Happy International Women's Day
Etchingsfrom Paula Rego's abortion series.
! This day is the perfect time to stop and think about which women might be inspiring to you. Outside of family and friends, one person who I find inspiring is Portuguese artist Paula Rego. Two years ago I visited her dedicated museum 'Casa das Histórias'
('House of Stories') and was blown away by her work. It spans from etchings to installations to dramatic, large-scale paintings.
I admire her (and her work) as she is not afraid to show the experiences of women, especially exploring subjects which are often considered 'difficult' or controversial. You also get an idea of her personal experiences too, which I also find inspiring as I think she must be quite brave to expose her feelings in this way. Her work often has a sense of fear running through it - a feeling she has recently admitted is still a constant in her everyday life.
We are lucky enough to have several Paula Rego works in the Walker Art Gallery's collections. Currently on display are three etchings from Rego's abortion series; 'Untitled, 5, 7 and 8'. Two of which are pictured above. These works were part of Rego's response to Portugal's rejection of the legalisation of abortion in 1998. The laws have since been changed.
The Walker has quite a strong history of collecting work by female artists, having started with a painting called 'Elaine' by Sophie Anderson in 1871. In the 1950s and 1960s the Walker bought over 90 works by women artists, 57 of which were prints. Collecting work be female artists is now a strong focus for our curators.
Curator Lucy Gardner told me: "Our most recent acquisitions are two pieces by up and coming artist Rachael Goodyear, whose original vision and unique style stand out in contemporary practice today. We are very pleased to be able to show such powerful pieces."

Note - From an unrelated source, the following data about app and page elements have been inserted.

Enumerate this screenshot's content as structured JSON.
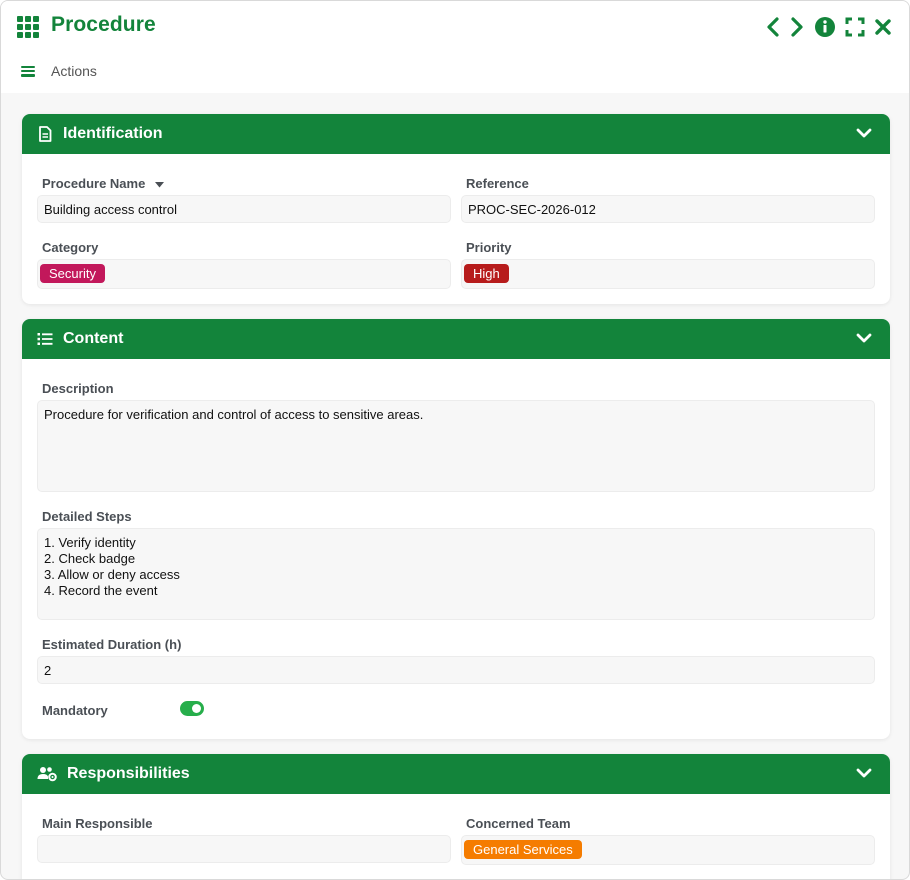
{
  "window": {
    "title": "Procedure",
    "actions_label": "Actions"
  },
  "colors": {
    "brand": "#13843b",
    "security_tag": "#c2185b",
    "high_tag": "#b71c1c",
    "team_tag": "#f57c00",
    "toggle_on": "#27ae4b"
  },
  "identification": {
    "title": "Identification",
    "procedure_name_label": "Procedure Name",
    "procedure_name_value": "Building access control",
    "reference_label": "Reference",
    "reference_value": "PROC-SEC-2026-012",
    "category_label": "Category",
    "category_tag": "Security",
    "priority_label": "Priority",
    "priority_tag": "High"
  },
  "content": {
    "title": "Content",
    "description_label": "Description",
    "description_value": "Procedure for verification and control of access to sensitive areas.",
    "steps_label": "Detailed Steps",
    "steps_value": "1. Verify identity\n2. Check badge\n3. Allow or deny access\n4. Record the event",
    "duration_label": "Estimated Duration (h)",
    "duration_value": "2",
    "mandatory_label": "Mandatory",
    "mandatory_on": true
  },
  "responsibilities": {
    "title": "Responsibilities",
    "main_responsible_label": "Main Responsible",
    "main_responsible_value": "",
    "team_label": "Concerned Team",
    "team_tag": "General Services"
  },
  "icons": {
    "app": "app-grid-icon",
    "prev": "chevron-left-icon",
    "next": "chevron-right-icon",
    "info": "info-icon",
    "fullscreen": "fullscreen-icon",
    "close": "close-icon",
    "menu": "hamburger-icon",
    "identification": "document-icon",
    "content": "list-icon",
    "responsibilities": "users-gear-icon",
    "collapse": "chevron-down-icon",
    "dropdown": "caret-down-icon"
  }
}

You can see work by Rego and Goodyear along with work by other female artists such as Yoko Ono, Louise Bourgeois and Lubaina Himid in our New Works at the Walker exhibition.
'In the Comfort of the Bonnet' by Paula Rego.